Examine each line of the data. Copy the line if it includes the word "with".

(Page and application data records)
»»

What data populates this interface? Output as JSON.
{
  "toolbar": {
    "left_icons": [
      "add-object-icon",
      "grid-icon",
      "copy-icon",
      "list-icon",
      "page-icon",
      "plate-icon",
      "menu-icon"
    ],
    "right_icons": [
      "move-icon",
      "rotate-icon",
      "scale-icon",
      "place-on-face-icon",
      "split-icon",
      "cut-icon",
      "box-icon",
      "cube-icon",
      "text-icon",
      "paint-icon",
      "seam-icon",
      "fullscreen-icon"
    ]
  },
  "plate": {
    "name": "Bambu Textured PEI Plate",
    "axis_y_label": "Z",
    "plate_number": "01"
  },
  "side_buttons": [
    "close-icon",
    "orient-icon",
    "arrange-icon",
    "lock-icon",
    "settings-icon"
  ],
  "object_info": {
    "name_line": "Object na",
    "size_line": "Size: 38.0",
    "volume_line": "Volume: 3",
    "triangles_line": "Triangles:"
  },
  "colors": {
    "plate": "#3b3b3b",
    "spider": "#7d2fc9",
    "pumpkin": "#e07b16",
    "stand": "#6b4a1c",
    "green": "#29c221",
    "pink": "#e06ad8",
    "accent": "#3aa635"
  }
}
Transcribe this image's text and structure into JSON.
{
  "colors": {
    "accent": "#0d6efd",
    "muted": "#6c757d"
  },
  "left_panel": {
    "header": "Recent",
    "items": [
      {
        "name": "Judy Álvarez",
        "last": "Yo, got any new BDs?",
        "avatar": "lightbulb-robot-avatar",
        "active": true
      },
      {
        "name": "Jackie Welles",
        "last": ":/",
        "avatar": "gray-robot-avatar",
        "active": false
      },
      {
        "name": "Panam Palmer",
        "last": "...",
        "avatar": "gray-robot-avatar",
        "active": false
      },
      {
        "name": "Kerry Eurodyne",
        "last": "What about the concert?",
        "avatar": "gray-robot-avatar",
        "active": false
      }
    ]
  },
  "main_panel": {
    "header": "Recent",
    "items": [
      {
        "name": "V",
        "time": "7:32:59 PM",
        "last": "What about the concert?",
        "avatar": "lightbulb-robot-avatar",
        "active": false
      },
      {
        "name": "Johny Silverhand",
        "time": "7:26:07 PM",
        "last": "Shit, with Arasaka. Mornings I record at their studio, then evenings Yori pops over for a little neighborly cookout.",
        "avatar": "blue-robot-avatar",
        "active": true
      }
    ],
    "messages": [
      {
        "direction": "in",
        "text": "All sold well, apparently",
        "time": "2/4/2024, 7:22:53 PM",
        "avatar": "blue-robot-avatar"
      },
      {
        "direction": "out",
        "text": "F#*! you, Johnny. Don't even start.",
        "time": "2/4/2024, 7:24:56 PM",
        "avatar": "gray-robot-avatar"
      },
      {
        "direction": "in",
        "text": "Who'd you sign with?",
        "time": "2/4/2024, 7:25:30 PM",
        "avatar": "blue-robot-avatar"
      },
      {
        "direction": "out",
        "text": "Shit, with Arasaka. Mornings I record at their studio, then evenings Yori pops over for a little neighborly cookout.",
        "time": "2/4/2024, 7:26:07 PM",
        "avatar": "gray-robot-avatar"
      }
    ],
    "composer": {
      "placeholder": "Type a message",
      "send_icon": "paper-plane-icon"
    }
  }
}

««

Response to the task>
        "last": "Shit, with Arasaka. Mornings I record at their studio, then evenings Yori pops over for a little neighborly cookout.",
        "text": "Who'd you sign with?",
        "text": "Shit, with Arasaka. Mornings I record at their studio, then evenings Yori pops over for a little neighborly cookout.",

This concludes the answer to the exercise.